[Entries taken from a collection]
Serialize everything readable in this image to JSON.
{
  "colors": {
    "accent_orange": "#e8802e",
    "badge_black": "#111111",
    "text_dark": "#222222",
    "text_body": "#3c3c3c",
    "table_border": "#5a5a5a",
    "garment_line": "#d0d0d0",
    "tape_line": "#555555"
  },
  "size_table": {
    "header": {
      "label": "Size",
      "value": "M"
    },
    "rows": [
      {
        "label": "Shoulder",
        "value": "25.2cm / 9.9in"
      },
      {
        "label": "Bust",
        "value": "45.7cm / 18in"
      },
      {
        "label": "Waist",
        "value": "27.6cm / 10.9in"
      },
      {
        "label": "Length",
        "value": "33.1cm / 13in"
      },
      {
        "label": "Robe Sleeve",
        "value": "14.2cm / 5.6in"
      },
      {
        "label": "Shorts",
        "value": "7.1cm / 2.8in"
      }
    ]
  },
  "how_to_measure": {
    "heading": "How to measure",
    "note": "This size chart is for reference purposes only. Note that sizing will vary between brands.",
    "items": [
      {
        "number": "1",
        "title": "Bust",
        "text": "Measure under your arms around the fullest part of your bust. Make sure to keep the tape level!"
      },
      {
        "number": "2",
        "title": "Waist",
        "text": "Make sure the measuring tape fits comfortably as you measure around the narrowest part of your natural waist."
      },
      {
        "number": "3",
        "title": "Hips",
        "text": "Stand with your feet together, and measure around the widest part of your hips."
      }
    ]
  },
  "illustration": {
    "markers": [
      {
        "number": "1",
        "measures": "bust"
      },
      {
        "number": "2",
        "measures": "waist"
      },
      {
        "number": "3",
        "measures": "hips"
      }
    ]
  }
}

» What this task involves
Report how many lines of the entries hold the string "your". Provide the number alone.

» Problem solution
3